DATA FOR ANALYSIS ::
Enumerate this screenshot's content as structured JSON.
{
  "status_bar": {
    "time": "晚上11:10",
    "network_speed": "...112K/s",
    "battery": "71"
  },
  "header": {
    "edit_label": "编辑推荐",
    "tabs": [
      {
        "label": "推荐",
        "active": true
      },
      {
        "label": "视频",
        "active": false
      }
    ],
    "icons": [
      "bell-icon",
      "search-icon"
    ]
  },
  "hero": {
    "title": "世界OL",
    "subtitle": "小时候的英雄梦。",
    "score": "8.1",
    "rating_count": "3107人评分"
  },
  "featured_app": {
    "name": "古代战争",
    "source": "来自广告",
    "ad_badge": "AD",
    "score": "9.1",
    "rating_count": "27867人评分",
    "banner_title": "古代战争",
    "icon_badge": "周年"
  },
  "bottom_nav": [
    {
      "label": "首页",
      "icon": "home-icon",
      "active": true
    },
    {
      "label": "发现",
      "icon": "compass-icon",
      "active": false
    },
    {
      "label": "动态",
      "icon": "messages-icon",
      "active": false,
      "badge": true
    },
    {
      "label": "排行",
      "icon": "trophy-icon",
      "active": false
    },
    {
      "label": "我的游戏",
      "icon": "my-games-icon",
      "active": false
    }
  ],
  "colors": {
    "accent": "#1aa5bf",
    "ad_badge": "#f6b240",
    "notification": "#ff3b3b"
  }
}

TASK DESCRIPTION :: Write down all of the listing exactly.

SOLUTION ::
Enumerate this screenshot's content as structured JSON.
{
  "status_bar": {
    "time": "晚上11:10",
    "network_speed": "...112K/s",
    "battery": "71"
  },
  "header": {
    "edit_label": "编辑推荐",
    "tabs": [
      {
        "label": "推荐",
        "active": true
      },
      {
        "label": "视频",
        "active": false
      }
    ],
    "icons": [
      "bell-icon",
      "search-icon"
    ]
  },
  "hero": {
    "title": "世界OL",
    "subtitle": "小时候的英雄梦。",
    "score": "8.1",
    "rating_count": "3107人评分"
  },
  "featured_app": {
    "name": "古代战争",
    "source": "来自广告",
    "ad_badge": "AD",
    "score": "9.1",
    "rating_count": "27867人评分",
    "banner_title": "古代战争",
    "icon_badge": "周年"
  },
  "bottom_nav": [
    {
      "label": "首页",
      "icon": "home-icon",
      "active": true
    },
    {
      "label": "发现",
      "icon": "compass-icon",
      "active": false
    },
    {
      "label": "动态",
      "icon": "messages-icon",
      "active": false,
      "badge": true
    },
    {
      "label": "排行",
      "icon": "trophy-icon",
      "active": false
    },
    {
      "label": "我的游戏",
      "icon": "my-games-icon",
      "active": false
    }
  ],
  "colors": {
    "accent": "#1aa5bf",
    "ad_badge": "#f6b240",
    "notification": "#ff3b3b"
  }
}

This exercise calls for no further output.